● What to work on
From the entries below, pull out each line where "this" appears.

● Data
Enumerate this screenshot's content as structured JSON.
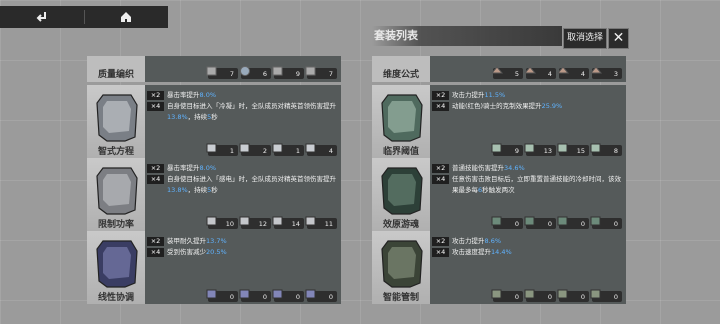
{
  "topbar": {
    "back_icon": "return-arrow-icon",
    "home_icon": "home-icon"
  },
  "list_title": "套装列表",
  "cancel_label": "取消选择",
  "close_label": "✕",
  "top_left_partial": {
    "name": "质量编织",
    "counts": [
      "7",
      "6",
      "9",
      "7"
    ]
  },
  "top_right_partial": {
    "name": "维度公式",
    "counts": [
      "5",
      "4",
      "4",
      "3"
    ]
  },
  "cards": [
    {
      "name": "智式方程",
      "lines": [
        {
          "badge": "×2",
          "pre": "暴击率提升",
          "hl": "8.0%",
          "post": ""
        },
        {
          "badge": "×4",
          "pre": "自身使目标进入「冷凝」时，全队成员对精英首领伤害提升",
          "hl": "13.8%",
          "post": "，持续",
          "hl2": "5",
          "post2": "秒"
        }
      ],
      "counts": [
        "1",
        "2",
        "1",
        "4"
      ]
    },
    {
      "name": "临界阈值",
      "lines": [
        {
          "badge": "×2",
          "pre": "攻击力提升",
          "hl": "11.5%",
          "post": ""
        },
        {
          "badge": "×4",
          "pre": "动能(红色)骑士的克制效果提升",
          "hl": "25.9%",
          "post": ""
        }
      ],
      "counts": [
        "9",
        "13",
        "15",
        "8"
      ]
    },
    {
      "name": "限制功率",
      "lines": [
        {
          "badge": "×2",
          "pre": "暴击率提升",
          "hl": "8.0%",
          "post": ""
        },
        {
          "badge": "×4",
          "pre": "自身使目标进入「感电」时，全队成员对精英首领伤害提升",
          "hl": "13.8%",
          "post": "，持续",
          "hl2": "5",
          "post2": "秒"
        }
      ],
      "counts": [
        "10",
        "12",
        "14",
        "11"
      ]
    },
    {
      "name": "效原游魂",
      "lines": [
        {
          "badge": "×2",
          "pre": "普通技能伤害提升",
          "hl": "34.6%",
          "post": ""
        },
        {
          "badge": "×4",
          "pre": "任意伤害击败目标后，立即重置普通技能的冷却时间，该效果最多每",
          "hl": "6",
          "post": "秒触发两次"
        }
      ],
      "counts": [
        "0",
        "0",
        "0",
        "0"
      ]
    },
    {
      "name": "线性协调",
      "lines": [
        {
          "badge": "×2",
          "pre": "装甲耐久提升",
          "hl": "13.7%",
          "post": ""
        },
        {
          "badge": "×4",
          "pre": "受到伤害减少",
          "hl": "20.5%",
          "post": ""
        }
      ],
      "counts": [
        "0",
        "0",
        "0",
        "0"
      ]
    },
    {
      "name": "智能管制",
      "lines": [
        {
          "badge": "×2",
          "pre": "攻击力提升",
          "hl": "8.6%",
          "post": ""
        },
        {
          "badge": "×4",
          "pre": "攻击速度提升",
          "hl": "14.4%",
          "post": ""
        }
      ],
      "counts": [
        "0",
        "0",
        "0",
        "0"
      ]
    }
  ],
  "colors": {
    "highlight": "#5fb3ff",
    "card_bg": "#555a5a",
    "badge_bg": "#1f1f1f"
  }
}
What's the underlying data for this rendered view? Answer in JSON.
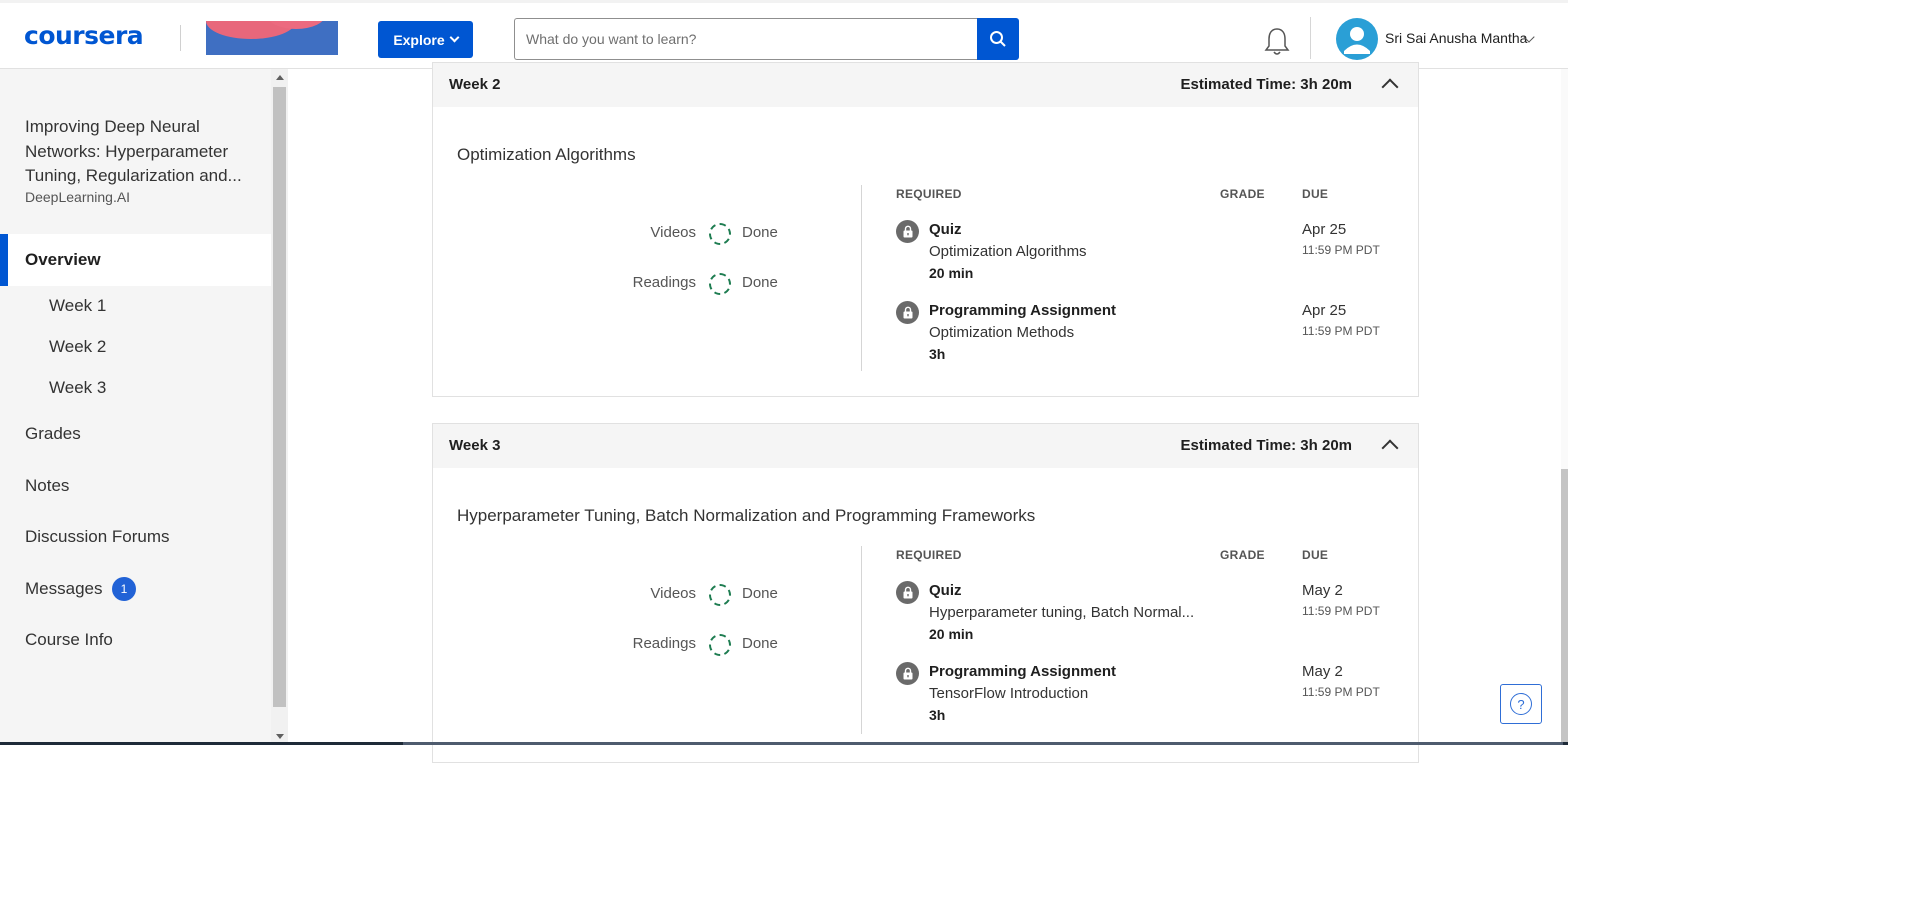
{
  "header": {
    "logo_text": "coursera",
    "explore_label": "Explore",
    "search_placeholder": "What do you want to learn?",
    "user_name": "Sri Sai Anusha Mantha"
  },
  "sidebar": {
    "course_title": "Improving Deep Neural Networks: Hyperparameter Tuning, Regularization and...",
    "partner": "DeepLearning.AI",
    "overview": "Overview",
    "weeks": [
      "Week 1",
      "Week 2",
      "Week 3"
    ],
    "grades": "Grades",
    "notes": "Notes",
    "forums": "Discussion Forums",
    "messages": "Messages",
    "messages_count": "1",
    "course_info": "Course Info"
  },
  "weeks": [
    {
      "title": "Week 2",
      "estimated": "Estimated Time: 3h 20m",
      "module": "Optimization Algorithms",
      "videos_label": "Videos",
      "videos_status": "Done",
      "readings_label": "Readings",
      "readings_status": "Done",
      "col_required": "REQUIRED",
      "col_grade": "GRADE",
      "col_due": "DUE",
      "items": [
        {
          "type": "Quiz",
          "name": "Optimization Algorithms",
          "duration": "20 min",
          "due_date": "Apr 25",
          "due_time": "11:59 PM PDT"
        },
        {
          "type": "Programming Assignment",
          "name": "Optimization Methods",
          "duration": "3h",
          "due_date": "Apr 25",
          "due_time": "11:59 PM PDT"
        }
      ]
    },
    {
      "title": "Week 3",
      "estimated": "Estimated Time: 3h 20m",
      "module": "Hyperparameter Tuning, Batch Normalization and Programming Frameworks",
      "videos_label": "Videos",
      "videos_status": "Done",
      "readings_label": "Readings",
      "readings_status": "Done",
      "col_required": "REQUIRED",
      "col_grade": "GRADE",
      "col_due": "DUE",
      "items": [
        {
          "type": "Quiz",
          "name": "Hyperparameter tuning, Batch Normal...",
          "duration": "20 min",
          "due_date": "May 2",
          "due_time": "11:59 PM PDT"
        },
        {
          "type": "Programming Assignment",
          "name": "TensorFlow Introduction",
          "duration": "3h",
          "due_date": "May 2",
          "due_time": "11:59 PM PDT"
        }
      ]
    }
  ],
  "help_label": "?",
  "colors": {
    "brand": "#0056d2",
    "done_ring": "#1d7c50",
    "badge": "#2162d6"
  }
}
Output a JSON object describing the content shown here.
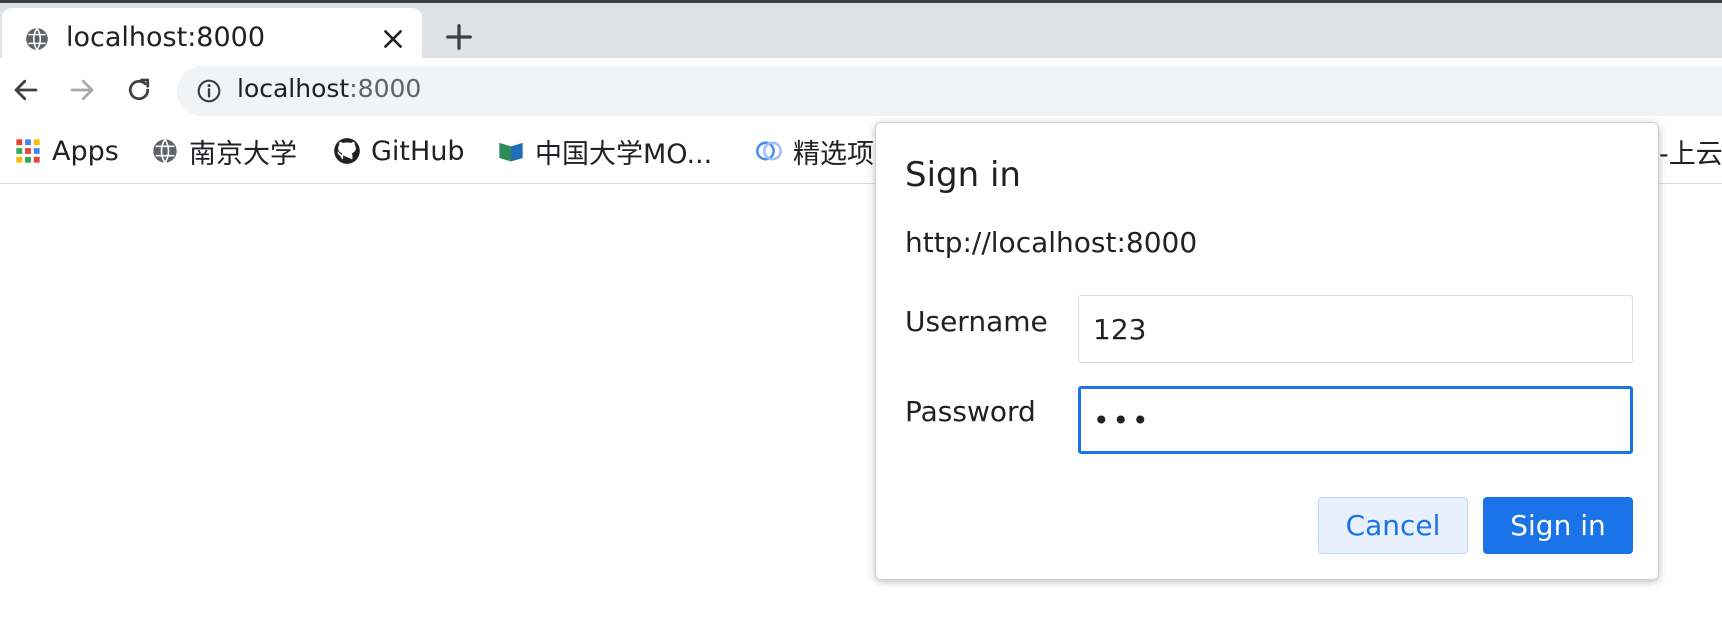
{
  "tab": {
    "title": "localhost:8000",
    "favicon": "globe-icon",
    "close_icon": "close-icon",
    "new_tab_icon": "plus-icon"
  },
  "toolbar": {
    "back_icon": "arrow-left-icon",
    "forward_icon": "arrow-right-icon",
    "reload_icon": "reload-icon",
    "site_info_icon": "info-icon",
    "url_host": "localhost",
    "url_port": ":8000"
  },
  "bookmarks": [
    {
      "label": "Apps",
      "icon": "apps-grid-icon"
    },
    {
      "label": "南京大学",
      "icon": "globe-icon"
    },
    {
      "label": "GitHub",
      "icon": "github-icon"
    },
    {
      "label": "中国大学MO...",
      "icon": "mooc-icon"
    },
    {
      "label": "精选项",
      "icon": "clouds-icon"
    },
    {
      "label": "云-上云",
      "icon": ""
    }
  ],
  "dialog": {
    "title": "Sign in",
    "origin": "http://localhost:8000",
    "username_label": "Username",
    "username_value": "123",
    "password_label": "Password",
    "password_value": "•••",
    "cancel_label": "Cancel",
    "submit_label": "Sign in"
  },
  "colors": {
    "accent": "#1a73e8",
    "tabstrip_bg": "#dee1e6",
    "omnibox_bg": "#f1f3f4"
  }
}
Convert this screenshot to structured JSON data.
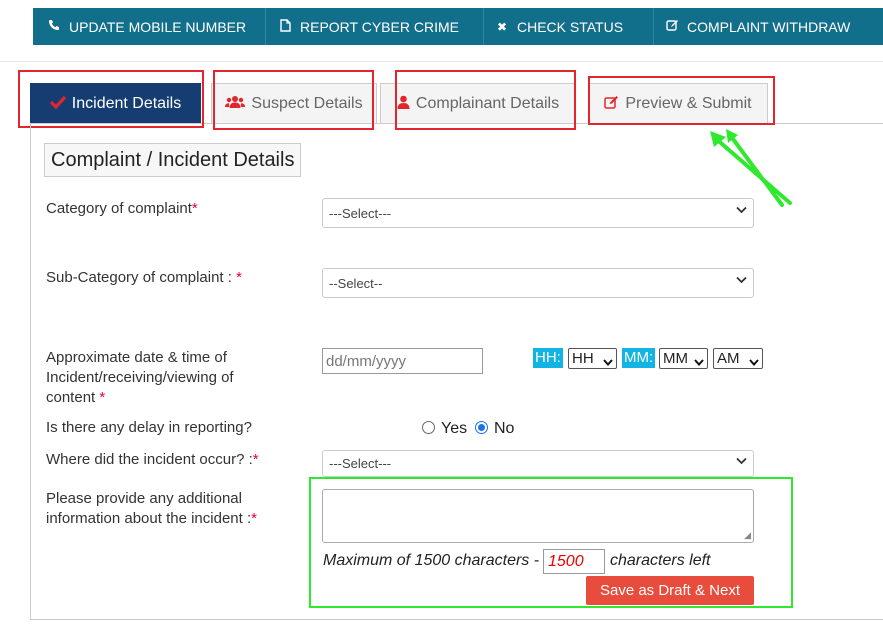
{
  "topnav": {
    "items": [
      {
        "label": "UPDATE MOBILE NUMBER",
        "icon": "phone-icon"
      },
      {
        "label": "REPORT CYBER CRIME",
        "icon": "document-icon"
      },
      {
        "label": "CHECK STATUS",
        "icon": "close-icon"
      },
      {
        "label": "COMPLAINT WITHDRAW",
        "icon": "edit-icon"
      }
    ]
  },
  "tabs": [
    {
      "label": "Incident Details",
      "icon": "check-icon",
      "active": true
    },
    {
      "label": "Suspect Details",
      "icon": "users-icon",
      "active": false
    },
    {
      "label": "Complainant Details",
      "icon": "user-icon",
      "active": false
    },
    {
      "label": "Preview & Submit",
      "icon": "edit-icon",
      "active": false
    }
  ],
  "form": {
    "legend": "Complaint / Incident Details",
    "category": {
      "label": "Category of complaint",
      "required": "*",
      "value": "---Select---"
    },
    "subcategory": {
      "label": "Sub-Category of complaint : ",
      "required": "*",
      "value": "--Select--"
    },
    "datetime": {
      "label": "Approximate date & time of Incident/receiving/viewing of content ",
      "required": "*",
      "date_placeholder": "dd/mm/yyyy",
      "hh_tag": "HH:",
      "hh_value": "HH",
      "mm_tag": "MM:",
      "mm_value": "MM",
      "ampm_value": "AM"
    },
    "delay": {
      "label": "Is there any delay in reporting?",
      "yes": "Yes",
      "no": "No",
      "selected": "No"
    },
    "location": {
      "label": "Where did the incident occur? :",
      "required": "*",
      "value": "---Select---"
    },
    "additional": {
      "label": "Please provide any additional information about the incident :",
      "required": "*",
      "value": ""
    },
    "counter": {
      "prefix": "Maximum of 1500 characters -",
      "value": "1500",
      "suffix": "characters left"
    },
    "save_button": "Save as Draft & Next"
  },
  "annotation_colors": {
    "red_box": "#e2262b",
    "green_box": "#2fe82f"
  },
  "colors": {
    "nav_bg": "#126f8c",
    "active_tab": "#153d72",
    "tag_bg": "#11b4e3",
    "button": "#e74c3c"
  }
}
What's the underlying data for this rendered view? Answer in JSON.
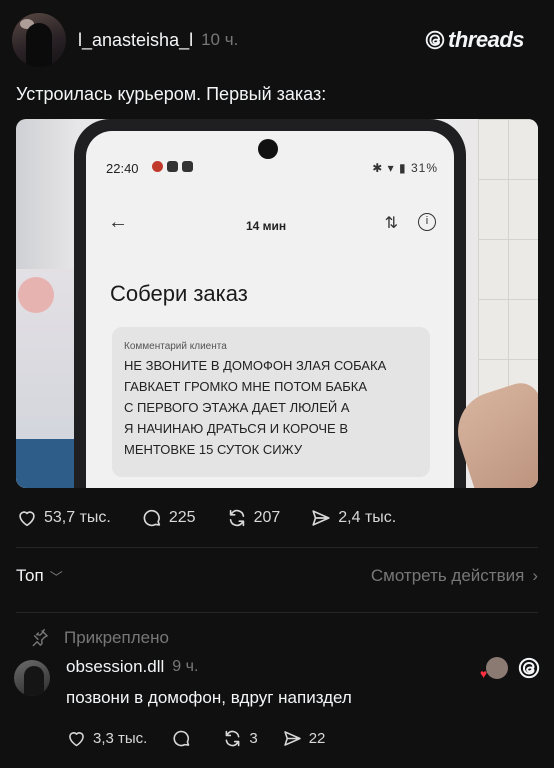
{
  "header": {
    "username": "l_anasteisha_l",
    "time": "10 ч.",
    "logo": "threads"
  },
  "post": {
    "text": "Устроилась курьером. Первый заказ:",
    "image": {
      "status_time": "22:40",
      "status_right": "31%",
      "eta": "14 мин",
      "title": "Собери заказ",
      "comment_label": "Комментарий клиента",
      "comment_text": "НЕ ЗВОНИТЕ В ДОМОФОН ЗЛАЯ СОБАКА\nГАВКАЕТ ГРОМКО МНЕ ПОТОМ БАБКА\nС ПЕРВОГО ЭТАЖА ДАЕТ ЛЮЛЕЙ А\nЯ НАЧИНАЮ ДРАТЬСЯ И КОРОЧЕ В\nМЕНТОВКЕ 15 СУТОК СИЖУ"
    },
    "actions": {
      "likes": "53,7 тыс.",
      "replies": "225",
      "reposts": "207",
      "shares": "2,4 тыс."
    }
  },
  "sort": {
    "label": "Топ",
    "view_activity": "Смотреть действия"
  },
  "pinned_label": "Прикреплено",
  "comment": {
    "username": "obsession.dll",
    "time": "9 ч.",
    "text": "позвони в домофон, вдруг напиздел",
    "actions": {
      "likes": "3,3 тыс.",
      "replies": "",
      "reposts": "3",
      "shares": "22"
    }
  },
  "icons": [
    "heart-icon",
    "comment-icon",
    "repost-icon",
    "share-icon",
    "pin-icon",
    "threads-logo-icon",
    "chevron-down-icon",
    "chevron-right-icon"
  ],
  "colors": {
    "background": "#101010",
    "text": "#f3f5f7",
    "muted": "#777777",
    "like_red": "#ff3040"
  }
}
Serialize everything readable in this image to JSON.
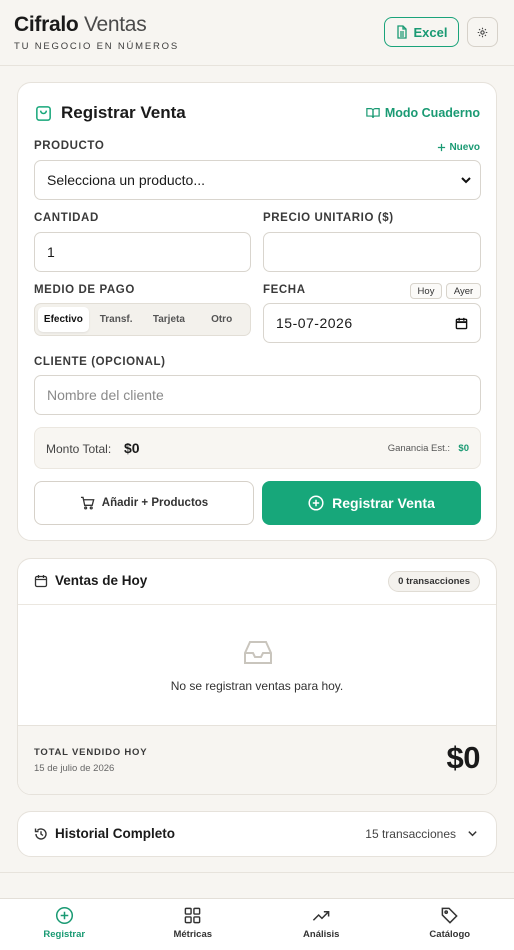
{
  "header": {
    "brand_bold": "Cifralo",
    "brand_light": "Ventas",
    "tagline": "TU NEGOCIO EN NÚMEROS",
    "excel_label": "Excel"
  },
  "register": {
    "title": "Registrar Venta",
    "notebook_mode": "Modo Cuaderno",
    "product_label": "PRODUCTO",
    "new_label": "Nuevo",
    "product_selected": "Selecciona un producto...",
    "quantity_label": "CANTIDAD",
    "quantity_value": "1",
    "unit_price_label": "PRECIO UNITARIO ($)",
    "unit_price_value": "",
    "payment_label": "MEDIO DE PAGO",
    "payment_options": [
      "Efectivo",
      "Transf.",
      "Tarjeta",
      "Otro"
    ],
    "payment_selected": "Efectivo",
    "date_label": "FECHA",
    "today_btn": "Hoy",
    "yesterday_btn": "Ayer",
    "date_value": "15-07-2026",
    "client_label": "CLIENTE (OPCIONAL)",
    "client_placeholder": "Nombre del cliente",
    "total_label": "Monto Total:",
    "total_value": "$0",
    "profit_label": "Ganancia Est.:",
    "profit_value": "$0",
    "add_products_btn": "Añadir + Productos",
    "register_btn": "Registrar Venta"
  },
  "today": {
    "title": "Ventas de Hoy",
    "badge": "0 transacciones",
    "empty_message": "No se registran ventas para hoy.",
    "total_label": "TOTAL VENDIDO HOY",
    "date": "15 de julio de 2026",
    "total_value": "$0"
  },
  "history": {
    "title": "Historial Completo",
    "count": "15 transacciones"
  },
  "nav": {
    "items": [
      {
        "label": "Registrar",
        "icon": "plus-circle-icon"
      },
      {
        "label": "Métricas",
        "icon": "grid-icon"
      },
      {
        "label": "Análisis",
        "icon": "trending-up-icon"
      },
      {
        "label": "Catálogo",
        "icon": "tag-icon"
      }
    ],
    "active": "Registrar"
  },
  "colors": {
    "accent": "#17a77a",
    "background": "#f7f5f1"
  }
}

● Response
Enumerate this screenshot's content as structured JSON.
What's the underlying data for this rendered view? Answer in JSON.
Convert this screenshot to structured JSON data.
What's the underlying data for this rendered view? Answer in JSON.
Serialize everything readable in this image to JSON.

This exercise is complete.